▶ **What you should do**: The lines below that include the word "CAMPARIS" are to be reported.

─── Available data

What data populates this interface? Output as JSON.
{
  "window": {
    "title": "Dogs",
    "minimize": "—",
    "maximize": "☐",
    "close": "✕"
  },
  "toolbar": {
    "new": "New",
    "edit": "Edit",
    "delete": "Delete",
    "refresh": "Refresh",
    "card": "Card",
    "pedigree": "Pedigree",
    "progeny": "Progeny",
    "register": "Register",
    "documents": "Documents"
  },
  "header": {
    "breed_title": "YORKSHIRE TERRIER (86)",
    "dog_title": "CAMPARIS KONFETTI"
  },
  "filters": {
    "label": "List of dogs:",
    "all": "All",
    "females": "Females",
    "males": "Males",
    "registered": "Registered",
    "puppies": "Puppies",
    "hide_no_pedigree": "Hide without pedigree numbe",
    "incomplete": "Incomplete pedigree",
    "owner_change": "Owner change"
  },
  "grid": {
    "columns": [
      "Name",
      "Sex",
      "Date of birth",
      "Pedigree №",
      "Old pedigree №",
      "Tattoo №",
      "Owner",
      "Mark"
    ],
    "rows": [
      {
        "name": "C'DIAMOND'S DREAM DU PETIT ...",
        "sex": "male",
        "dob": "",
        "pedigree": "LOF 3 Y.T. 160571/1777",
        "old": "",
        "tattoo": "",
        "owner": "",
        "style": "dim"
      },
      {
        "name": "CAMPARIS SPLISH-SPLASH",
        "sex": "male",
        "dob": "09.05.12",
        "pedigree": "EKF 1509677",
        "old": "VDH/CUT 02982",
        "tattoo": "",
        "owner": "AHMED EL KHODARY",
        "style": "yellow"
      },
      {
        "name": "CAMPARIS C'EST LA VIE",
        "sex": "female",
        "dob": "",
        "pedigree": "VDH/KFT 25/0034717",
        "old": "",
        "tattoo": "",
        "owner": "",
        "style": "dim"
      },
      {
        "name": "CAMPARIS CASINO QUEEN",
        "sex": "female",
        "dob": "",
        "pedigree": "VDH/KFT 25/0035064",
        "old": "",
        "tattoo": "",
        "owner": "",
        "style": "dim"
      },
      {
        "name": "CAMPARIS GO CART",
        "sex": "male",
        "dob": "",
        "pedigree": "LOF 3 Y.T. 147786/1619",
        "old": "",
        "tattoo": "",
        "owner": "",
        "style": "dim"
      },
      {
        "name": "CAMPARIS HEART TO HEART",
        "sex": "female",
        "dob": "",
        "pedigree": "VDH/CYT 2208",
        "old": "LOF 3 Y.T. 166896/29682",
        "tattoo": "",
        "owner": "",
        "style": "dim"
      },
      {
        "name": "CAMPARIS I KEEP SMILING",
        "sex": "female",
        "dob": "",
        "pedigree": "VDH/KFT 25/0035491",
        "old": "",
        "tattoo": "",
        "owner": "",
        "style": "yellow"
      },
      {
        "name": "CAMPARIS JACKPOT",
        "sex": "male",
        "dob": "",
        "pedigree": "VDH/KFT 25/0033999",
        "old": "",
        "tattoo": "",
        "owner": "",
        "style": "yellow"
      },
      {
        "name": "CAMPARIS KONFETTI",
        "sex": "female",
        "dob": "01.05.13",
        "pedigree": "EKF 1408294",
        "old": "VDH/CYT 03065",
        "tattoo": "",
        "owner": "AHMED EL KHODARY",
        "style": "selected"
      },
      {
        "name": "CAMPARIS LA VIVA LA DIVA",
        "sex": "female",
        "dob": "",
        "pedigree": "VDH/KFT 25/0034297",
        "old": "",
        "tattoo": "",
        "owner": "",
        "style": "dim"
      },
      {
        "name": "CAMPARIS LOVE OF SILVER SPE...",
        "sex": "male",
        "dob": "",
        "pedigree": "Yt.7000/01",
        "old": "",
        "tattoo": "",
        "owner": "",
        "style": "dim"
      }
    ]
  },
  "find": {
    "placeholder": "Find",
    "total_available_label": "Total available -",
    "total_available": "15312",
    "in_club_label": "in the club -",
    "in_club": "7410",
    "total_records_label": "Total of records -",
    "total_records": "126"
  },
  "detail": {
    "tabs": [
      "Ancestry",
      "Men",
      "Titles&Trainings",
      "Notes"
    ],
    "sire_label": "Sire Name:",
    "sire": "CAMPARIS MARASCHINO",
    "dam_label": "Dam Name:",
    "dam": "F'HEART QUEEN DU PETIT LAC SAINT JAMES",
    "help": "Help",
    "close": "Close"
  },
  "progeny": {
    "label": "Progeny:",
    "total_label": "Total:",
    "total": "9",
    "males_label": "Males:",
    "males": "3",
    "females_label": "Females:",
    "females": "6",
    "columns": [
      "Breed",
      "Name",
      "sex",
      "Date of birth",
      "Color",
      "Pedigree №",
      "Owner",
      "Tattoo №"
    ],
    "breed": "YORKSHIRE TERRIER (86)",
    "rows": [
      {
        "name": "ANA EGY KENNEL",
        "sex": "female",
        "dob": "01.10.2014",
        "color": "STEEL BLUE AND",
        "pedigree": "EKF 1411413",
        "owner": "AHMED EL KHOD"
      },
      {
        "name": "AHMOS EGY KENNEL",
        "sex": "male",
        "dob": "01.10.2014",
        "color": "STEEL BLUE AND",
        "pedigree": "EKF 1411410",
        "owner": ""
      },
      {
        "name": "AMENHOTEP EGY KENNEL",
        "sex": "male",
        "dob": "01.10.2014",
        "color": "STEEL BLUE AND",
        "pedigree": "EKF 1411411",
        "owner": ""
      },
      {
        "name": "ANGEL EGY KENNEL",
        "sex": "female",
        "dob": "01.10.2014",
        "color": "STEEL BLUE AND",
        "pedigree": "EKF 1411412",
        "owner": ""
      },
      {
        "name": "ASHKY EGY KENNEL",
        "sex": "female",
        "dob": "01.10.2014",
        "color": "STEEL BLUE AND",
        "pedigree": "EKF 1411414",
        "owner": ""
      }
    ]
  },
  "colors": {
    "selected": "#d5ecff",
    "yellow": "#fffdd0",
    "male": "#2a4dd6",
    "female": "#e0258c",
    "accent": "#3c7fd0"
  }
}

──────

▶ **Expected answer**:
    "dog_title": "CAMPARIS KONFETTI"
        "name": "CAMPARIS SPLISH-SPLASH",
        "name": "CAMPARIS C'EST LA VIE",
        "name": "CAMPARIS CASINO QUEEN",
        "name": "CAMPARIS GO CART",
        "name": "CAMPARIS HEART TO HEART",
        "name": "CAMPARIS I KEEP SMILING",
        "name": "CAMPARIS JACKPOT",
        "name": "CAMPARIS KONFETTI",
        "name": "CAMPARIS LA VIVA LA DIVA",
        "name": "CAMPARIS LOVE OF SILVER SPE...",
    "sire": "CAMPARIS MARASCHINO",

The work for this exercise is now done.